New Zealand’s longest running citizen science Project, the Garden Bird Survey kicks off on the 27th June. It’s time to dig out your lucky bird-watching hat, pull on the woolly socks, grab a chair and a cuppa tea, and head into the garden to count birds.
This year’s Garden Bird Survey runs from 27 June to 5 July and birders across Aotearoa are hoping for the biggest turnout yet.
The results from last year’s Garden Bird Survey show positive signals for four native species. Increases in pīwakawaka / fantail, tūī and kererū have all occurred over the past ten years and accelerated in the past five years. Past data indicates a moderate decline in tauhou / silvereye is still apparent, yet has slowed nationally in the past five years to 2%. Retired researcher Eric Spurr, who started the survey 14 years ago, says the decline in tauhou / silvereye could be due to climate change raising the temperatures in gardens, meaning the birds are choosing to stay in the forest, where it’s cooler. Other survey results since 2009 show declines in counts of song thrush, goldfinch, starling and dunnock across Aotearoa. Combined information from surveys completed across Aotearoa New Zealand help to paint this picture of birds in our gardens – pretty important stuff!
Data is used in a variety of ways, including by regional councils, who use it to inform predator control and biodiversity programmes. Angela Brandt is a Manaaki Whenua – Landcare Research Ecologist/Modeller with Ecosystems and Conservation. Her role in the survey is to coordinate and analyse the data. She explains, “We can see trends forming, and if needed, create alerts.”
In a quirky nod to today’s COVID-19 world, the science behind the count parallels the science behind the virus testing – data helps to develop a picture of the environment, so the more data, the better the big picture is. Data provides important puzzle pieces that researchers can then use to complete their research.
So the more people we get out in the gardens counting birds, the more we can understand not just our birds, but our whole environment.
The survey is easy to do. Choose a day between 27 June and 5 July when you have a free hour. Print off or download the tally sheet from the website (https://gardenbirdsurvey.landcareresearch.co.nz/) and head into your garden. You could also chose a school garden, or a park.

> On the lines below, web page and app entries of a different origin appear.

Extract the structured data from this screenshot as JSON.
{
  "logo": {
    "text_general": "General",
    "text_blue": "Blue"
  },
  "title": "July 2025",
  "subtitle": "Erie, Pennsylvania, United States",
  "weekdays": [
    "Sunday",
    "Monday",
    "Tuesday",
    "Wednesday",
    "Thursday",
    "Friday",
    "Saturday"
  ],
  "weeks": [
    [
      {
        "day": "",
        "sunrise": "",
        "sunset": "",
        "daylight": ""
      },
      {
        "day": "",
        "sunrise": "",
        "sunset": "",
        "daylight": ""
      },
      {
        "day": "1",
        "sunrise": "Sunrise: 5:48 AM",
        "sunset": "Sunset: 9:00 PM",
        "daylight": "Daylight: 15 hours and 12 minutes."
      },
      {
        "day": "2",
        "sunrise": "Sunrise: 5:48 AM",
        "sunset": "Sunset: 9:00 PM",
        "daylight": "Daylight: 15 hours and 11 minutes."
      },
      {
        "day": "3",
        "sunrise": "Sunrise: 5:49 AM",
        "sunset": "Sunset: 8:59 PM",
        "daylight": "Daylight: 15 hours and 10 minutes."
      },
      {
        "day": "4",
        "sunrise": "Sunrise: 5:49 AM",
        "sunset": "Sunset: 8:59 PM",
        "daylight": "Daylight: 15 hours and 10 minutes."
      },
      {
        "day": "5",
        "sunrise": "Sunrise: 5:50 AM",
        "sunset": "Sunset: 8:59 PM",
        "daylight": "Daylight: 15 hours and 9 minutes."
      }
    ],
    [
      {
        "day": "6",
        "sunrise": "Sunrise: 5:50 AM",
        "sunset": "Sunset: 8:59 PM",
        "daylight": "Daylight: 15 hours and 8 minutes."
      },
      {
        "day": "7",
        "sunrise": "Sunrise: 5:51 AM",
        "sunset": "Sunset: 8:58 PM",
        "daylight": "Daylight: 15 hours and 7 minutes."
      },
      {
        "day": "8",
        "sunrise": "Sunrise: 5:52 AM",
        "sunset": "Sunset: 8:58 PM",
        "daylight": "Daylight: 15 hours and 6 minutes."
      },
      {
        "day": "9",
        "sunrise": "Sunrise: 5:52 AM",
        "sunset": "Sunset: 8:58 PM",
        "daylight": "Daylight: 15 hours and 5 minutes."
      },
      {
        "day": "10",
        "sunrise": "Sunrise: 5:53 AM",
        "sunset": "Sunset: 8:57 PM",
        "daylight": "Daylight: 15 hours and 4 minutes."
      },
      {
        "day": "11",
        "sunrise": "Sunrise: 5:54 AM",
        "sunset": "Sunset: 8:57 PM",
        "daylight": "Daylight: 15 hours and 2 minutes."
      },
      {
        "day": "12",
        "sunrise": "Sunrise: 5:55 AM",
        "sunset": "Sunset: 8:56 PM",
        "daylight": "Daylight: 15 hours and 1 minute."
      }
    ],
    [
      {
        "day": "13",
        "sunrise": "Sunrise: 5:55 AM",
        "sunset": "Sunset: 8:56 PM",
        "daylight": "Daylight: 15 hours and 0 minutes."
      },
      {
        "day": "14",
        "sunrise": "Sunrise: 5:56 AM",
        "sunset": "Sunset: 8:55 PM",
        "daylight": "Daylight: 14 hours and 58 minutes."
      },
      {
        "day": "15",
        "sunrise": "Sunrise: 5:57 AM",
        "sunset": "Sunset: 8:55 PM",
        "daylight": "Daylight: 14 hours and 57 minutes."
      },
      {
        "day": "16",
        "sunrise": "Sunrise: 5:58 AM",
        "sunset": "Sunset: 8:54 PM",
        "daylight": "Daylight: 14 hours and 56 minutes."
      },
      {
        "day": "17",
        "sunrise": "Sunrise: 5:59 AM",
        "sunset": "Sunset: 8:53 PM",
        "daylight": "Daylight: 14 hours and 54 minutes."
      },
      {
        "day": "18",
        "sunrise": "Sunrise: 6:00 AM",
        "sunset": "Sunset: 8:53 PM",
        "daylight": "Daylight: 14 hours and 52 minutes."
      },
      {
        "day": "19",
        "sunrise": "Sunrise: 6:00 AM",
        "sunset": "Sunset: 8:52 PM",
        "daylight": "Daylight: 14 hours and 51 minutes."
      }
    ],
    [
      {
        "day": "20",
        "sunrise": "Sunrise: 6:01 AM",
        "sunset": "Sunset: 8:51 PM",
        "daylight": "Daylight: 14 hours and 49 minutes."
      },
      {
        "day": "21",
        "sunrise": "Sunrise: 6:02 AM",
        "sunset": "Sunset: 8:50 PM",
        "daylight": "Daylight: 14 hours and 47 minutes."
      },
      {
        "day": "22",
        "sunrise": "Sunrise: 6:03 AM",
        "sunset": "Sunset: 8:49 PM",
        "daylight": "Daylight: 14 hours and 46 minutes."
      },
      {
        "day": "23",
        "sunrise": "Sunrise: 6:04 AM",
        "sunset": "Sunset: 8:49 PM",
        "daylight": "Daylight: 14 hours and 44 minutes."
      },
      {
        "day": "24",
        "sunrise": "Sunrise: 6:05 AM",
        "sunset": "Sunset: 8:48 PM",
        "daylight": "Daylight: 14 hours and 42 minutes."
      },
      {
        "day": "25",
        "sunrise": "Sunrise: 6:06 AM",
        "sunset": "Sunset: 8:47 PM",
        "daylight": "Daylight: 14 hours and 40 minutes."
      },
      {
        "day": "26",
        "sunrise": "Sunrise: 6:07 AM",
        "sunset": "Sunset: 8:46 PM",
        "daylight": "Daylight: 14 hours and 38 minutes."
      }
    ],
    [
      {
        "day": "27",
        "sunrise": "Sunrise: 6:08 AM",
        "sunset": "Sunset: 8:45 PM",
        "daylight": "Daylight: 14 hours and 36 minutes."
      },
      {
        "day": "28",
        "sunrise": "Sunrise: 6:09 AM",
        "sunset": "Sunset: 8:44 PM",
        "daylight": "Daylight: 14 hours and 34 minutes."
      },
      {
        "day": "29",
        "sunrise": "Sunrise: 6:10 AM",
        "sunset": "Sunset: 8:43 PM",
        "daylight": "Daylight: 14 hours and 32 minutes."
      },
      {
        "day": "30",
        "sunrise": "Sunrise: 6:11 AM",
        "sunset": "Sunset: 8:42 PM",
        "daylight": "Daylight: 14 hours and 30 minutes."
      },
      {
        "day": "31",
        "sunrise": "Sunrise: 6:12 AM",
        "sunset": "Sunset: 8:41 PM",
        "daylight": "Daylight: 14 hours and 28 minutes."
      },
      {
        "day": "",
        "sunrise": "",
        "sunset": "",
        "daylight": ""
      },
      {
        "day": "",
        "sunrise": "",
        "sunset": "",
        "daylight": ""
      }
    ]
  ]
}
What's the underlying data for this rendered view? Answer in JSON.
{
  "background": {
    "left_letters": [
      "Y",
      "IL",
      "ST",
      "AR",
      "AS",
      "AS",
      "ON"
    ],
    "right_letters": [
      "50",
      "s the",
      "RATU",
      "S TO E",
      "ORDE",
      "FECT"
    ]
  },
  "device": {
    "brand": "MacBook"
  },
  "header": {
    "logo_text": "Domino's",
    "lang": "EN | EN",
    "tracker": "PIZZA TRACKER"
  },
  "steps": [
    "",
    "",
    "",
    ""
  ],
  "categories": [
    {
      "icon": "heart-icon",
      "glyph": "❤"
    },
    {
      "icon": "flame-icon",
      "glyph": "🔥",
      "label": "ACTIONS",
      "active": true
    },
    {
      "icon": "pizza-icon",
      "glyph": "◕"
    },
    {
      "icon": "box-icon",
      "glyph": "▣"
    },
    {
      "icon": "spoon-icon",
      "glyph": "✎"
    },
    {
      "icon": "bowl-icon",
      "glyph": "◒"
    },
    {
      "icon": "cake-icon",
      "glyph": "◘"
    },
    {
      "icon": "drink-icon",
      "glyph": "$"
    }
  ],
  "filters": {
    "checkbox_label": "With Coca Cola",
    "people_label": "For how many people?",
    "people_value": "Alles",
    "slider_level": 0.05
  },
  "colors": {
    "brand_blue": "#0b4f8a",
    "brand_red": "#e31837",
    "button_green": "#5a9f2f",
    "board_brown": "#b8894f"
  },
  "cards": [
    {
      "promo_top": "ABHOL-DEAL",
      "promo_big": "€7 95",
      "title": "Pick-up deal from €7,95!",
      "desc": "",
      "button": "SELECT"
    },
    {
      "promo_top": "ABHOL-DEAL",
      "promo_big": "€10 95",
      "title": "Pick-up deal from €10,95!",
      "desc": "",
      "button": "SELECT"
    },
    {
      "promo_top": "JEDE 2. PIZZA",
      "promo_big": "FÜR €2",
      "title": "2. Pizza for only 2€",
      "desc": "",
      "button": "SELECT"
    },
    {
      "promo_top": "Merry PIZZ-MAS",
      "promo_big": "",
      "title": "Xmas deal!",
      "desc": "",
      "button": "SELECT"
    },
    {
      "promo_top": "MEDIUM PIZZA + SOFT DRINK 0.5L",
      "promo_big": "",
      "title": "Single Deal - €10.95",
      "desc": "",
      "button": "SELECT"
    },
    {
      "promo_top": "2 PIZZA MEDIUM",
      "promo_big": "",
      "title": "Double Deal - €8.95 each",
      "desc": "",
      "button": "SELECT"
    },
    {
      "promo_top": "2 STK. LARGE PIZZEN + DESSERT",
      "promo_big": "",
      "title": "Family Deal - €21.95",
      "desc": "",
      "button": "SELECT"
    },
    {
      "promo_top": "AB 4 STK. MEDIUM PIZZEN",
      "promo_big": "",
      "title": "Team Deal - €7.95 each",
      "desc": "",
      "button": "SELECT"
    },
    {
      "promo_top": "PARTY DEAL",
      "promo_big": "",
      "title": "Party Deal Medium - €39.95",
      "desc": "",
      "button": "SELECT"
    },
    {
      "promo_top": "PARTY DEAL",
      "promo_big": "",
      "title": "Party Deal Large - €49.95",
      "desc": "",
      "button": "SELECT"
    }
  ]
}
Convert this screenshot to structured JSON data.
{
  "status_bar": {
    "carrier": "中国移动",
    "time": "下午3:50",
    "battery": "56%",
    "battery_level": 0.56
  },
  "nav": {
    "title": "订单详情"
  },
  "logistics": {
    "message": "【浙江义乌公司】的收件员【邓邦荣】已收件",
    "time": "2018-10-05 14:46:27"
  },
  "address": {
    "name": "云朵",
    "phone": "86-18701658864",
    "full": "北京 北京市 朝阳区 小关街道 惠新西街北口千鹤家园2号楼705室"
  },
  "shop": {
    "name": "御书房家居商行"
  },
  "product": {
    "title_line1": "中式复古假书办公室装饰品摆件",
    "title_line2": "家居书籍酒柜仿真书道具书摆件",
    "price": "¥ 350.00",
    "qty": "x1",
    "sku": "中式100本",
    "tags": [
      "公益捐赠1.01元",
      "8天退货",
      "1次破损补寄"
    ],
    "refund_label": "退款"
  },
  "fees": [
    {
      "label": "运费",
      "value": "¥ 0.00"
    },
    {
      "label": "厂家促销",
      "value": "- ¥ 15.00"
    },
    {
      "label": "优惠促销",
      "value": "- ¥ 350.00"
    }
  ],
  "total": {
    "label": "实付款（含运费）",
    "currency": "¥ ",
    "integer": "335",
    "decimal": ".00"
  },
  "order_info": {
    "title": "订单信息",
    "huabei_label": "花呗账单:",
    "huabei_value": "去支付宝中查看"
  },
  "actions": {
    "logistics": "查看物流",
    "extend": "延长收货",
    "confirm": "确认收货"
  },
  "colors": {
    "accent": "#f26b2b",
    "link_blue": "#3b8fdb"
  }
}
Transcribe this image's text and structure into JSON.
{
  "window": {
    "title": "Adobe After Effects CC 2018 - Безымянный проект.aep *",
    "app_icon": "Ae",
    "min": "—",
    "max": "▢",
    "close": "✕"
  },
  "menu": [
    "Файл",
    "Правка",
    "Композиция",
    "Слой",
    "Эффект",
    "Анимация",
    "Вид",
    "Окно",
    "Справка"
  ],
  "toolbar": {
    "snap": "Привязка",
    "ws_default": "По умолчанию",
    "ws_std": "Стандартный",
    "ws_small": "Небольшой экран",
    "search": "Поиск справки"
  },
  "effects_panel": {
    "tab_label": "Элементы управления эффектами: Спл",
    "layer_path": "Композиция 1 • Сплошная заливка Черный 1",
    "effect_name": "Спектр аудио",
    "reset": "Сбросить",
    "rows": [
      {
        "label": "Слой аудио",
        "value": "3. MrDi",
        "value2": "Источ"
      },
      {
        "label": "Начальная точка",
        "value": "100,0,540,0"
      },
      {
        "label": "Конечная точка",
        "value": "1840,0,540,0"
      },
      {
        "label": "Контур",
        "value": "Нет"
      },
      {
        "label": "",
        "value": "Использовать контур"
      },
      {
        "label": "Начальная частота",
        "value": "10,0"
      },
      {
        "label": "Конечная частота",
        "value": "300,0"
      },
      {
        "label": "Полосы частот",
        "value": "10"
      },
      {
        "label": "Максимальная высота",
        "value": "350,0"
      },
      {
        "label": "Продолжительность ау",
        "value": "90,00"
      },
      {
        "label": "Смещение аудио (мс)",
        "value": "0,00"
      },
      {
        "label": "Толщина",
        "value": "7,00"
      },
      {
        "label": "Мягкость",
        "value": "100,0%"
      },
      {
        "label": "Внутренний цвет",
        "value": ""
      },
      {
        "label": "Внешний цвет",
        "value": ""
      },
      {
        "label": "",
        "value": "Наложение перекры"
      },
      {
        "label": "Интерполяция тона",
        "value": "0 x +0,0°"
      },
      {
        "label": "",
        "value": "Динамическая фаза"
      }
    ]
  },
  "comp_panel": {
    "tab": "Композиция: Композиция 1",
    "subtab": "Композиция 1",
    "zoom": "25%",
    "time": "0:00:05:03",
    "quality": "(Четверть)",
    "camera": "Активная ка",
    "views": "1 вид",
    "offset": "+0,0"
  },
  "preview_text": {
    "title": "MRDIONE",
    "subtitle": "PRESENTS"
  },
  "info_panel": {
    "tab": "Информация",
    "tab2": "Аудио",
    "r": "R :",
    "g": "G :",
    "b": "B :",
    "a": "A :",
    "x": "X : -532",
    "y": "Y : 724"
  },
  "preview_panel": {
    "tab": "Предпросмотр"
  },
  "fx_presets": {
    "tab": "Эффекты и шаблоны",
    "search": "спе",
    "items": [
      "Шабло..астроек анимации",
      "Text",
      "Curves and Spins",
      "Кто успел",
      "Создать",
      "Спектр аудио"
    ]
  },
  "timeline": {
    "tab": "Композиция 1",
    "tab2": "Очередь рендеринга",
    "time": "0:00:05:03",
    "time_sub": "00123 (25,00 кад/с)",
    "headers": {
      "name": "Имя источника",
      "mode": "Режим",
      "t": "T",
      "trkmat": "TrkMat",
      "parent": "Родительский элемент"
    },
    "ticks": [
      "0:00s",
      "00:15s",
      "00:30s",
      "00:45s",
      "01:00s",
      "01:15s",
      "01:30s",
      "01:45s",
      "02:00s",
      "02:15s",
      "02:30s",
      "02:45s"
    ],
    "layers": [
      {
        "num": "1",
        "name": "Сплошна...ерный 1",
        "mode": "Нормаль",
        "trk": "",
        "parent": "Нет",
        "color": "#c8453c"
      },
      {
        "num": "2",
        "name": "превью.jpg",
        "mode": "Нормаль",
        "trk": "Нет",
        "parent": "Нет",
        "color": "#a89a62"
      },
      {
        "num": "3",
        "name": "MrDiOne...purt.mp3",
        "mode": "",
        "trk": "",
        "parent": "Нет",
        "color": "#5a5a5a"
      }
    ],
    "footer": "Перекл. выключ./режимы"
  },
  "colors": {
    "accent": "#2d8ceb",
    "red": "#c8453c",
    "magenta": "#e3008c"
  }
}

Look and listen for birds for that hour and record the highest number of bird species you observe. Head back to the Garden Bird Survey website and submit your results.
Over the past years, garden bird survey counters have become very social, with The Garden Bird Survey Twitter, Facebook and Instragram pages becoming packed with gorgeous bird photos – like these below:
Counting birds is also excellent for our well-being. People who do the Garden Bird Survey have repeatedly told the Garden Bird Survey team that they feel calm, refreshed, and entertained after taking part.
For Garden Bird Survey newbies who may need a little support on distinguishing their goldfinch from their touhou / silvereye, the Garden Bird Survey website has an extensive bird identification toolbox as well as support videos on how to complete the survey.
As well as completing the survey, there are lots of other fun activities for tamariki, including colouring-in pages, bird masks and a curious chocolate fish index. For teachers looking to include the garden bird survey into a wider inquiry on birds of New Zealand – check out the DOC – Manaaki Whenua education resource, Experiencing birds in your green space or the Kiwi Guardians – Toa Manu action medal.
So, what are you waiting for? Save the date and get ready to grab those lucky bird-watching socks, rug up and head into the garden and become part of our team of thousands of bird counters.